Dataset rows for apps and sites:
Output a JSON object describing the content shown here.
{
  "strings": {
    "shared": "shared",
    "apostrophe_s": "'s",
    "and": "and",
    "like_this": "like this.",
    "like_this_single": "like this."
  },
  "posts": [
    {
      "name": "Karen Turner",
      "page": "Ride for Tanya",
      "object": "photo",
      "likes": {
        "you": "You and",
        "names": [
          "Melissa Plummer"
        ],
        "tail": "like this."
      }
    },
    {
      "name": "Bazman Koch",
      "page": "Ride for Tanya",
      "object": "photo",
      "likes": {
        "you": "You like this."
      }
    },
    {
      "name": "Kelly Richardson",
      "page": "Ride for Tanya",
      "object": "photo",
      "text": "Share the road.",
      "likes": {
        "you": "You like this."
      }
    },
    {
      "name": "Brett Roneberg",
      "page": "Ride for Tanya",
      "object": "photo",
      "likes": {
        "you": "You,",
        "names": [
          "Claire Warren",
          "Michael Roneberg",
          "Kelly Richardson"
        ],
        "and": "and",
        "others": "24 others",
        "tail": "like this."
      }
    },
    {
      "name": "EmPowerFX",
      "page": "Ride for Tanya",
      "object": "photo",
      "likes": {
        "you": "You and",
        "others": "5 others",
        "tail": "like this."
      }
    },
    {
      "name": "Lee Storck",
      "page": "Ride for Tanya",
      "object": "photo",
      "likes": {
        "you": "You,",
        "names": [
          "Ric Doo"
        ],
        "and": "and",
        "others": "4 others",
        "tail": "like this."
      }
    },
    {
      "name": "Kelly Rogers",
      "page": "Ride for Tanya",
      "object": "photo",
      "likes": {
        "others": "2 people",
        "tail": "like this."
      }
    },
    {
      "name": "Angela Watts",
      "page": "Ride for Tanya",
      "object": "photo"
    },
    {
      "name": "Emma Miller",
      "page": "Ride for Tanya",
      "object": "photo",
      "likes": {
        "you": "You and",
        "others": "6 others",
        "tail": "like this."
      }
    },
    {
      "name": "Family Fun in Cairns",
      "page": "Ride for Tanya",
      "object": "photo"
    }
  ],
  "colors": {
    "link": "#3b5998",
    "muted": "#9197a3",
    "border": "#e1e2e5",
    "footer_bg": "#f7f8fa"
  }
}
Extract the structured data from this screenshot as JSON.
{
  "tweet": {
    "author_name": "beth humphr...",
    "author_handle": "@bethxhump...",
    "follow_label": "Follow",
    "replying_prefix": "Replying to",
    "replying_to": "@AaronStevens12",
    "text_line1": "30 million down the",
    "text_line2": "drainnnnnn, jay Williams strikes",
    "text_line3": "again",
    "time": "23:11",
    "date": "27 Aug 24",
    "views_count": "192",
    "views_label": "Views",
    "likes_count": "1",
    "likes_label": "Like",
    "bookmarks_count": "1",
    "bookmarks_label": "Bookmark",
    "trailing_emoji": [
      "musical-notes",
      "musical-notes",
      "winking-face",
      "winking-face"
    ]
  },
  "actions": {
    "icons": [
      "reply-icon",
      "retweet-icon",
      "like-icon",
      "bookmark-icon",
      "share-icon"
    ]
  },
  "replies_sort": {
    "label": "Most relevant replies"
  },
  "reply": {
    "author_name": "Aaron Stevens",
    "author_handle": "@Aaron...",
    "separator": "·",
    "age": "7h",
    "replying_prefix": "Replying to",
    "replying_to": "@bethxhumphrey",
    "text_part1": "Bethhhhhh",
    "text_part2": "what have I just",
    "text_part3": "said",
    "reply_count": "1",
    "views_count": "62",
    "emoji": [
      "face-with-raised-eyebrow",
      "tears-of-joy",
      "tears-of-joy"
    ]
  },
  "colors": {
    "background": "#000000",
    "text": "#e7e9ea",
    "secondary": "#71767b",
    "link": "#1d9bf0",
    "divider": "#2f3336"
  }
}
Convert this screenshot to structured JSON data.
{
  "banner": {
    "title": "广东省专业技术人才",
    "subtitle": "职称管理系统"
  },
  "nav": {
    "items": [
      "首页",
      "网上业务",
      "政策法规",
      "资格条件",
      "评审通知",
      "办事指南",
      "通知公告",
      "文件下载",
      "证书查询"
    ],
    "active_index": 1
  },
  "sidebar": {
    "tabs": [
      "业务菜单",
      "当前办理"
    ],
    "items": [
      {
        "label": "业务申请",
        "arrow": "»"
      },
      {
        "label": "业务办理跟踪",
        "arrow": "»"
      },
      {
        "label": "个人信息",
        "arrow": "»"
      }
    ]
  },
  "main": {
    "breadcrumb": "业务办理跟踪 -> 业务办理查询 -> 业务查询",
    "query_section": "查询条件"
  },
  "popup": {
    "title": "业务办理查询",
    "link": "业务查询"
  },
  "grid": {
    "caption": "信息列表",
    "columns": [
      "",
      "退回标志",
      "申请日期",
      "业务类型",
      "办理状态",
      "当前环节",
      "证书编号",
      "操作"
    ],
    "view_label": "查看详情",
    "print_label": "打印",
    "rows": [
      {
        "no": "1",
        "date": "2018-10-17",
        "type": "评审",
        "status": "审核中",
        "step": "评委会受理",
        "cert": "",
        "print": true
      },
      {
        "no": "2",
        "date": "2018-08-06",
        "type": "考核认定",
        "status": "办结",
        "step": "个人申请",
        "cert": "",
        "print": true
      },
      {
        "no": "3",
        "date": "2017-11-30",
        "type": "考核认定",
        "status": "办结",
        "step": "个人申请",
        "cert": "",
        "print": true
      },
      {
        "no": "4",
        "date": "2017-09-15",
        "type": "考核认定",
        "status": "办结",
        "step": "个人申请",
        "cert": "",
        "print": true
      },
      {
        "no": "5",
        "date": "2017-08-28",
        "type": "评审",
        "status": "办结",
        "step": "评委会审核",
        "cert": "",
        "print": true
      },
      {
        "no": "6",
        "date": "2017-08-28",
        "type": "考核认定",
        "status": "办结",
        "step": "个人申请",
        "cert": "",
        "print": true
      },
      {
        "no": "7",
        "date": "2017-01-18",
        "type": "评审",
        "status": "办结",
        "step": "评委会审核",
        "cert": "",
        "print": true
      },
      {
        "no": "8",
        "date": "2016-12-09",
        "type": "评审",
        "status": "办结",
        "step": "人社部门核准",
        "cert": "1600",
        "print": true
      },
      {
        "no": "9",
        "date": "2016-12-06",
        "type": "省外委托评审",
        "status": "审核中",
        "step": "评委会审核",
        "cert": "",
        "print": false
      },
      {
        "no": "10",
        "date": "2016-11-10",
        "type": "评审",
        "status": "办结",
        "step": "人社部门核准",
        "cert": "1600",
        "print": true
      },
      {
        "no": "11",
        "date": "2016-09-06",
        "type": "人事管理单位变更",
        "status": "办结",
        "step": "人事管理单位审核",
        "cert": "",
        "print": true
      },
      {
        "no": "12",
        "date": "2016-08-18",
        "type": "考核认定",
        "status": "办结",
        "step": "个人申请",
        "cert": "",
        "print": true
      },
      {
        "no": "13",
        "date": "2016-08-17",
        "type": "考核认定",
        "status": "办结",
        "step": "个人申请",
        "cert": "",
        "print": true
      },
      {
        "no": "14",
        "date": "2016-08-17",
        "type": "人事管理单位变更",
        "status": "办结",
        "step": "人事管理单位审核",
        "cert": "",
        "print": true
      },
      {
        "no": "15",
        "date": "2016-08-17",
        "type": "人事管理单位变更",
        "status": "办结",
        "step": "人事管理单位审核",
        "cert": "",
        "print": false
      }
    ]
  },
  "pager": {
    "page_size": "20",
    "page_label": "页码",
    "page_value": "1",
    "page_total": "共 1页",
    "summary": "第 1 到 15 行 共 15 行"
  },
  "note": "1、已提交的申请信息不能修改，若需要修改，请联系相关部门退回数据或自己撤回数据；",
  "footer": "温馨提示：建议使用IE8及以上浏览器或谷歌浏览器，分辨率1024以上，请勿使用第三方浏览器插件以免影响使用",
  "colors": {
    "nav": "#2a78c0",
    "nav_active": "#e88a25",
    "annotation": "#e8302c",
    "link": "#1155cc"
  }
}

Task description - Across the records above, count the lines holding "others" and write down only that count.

Problem solution - 5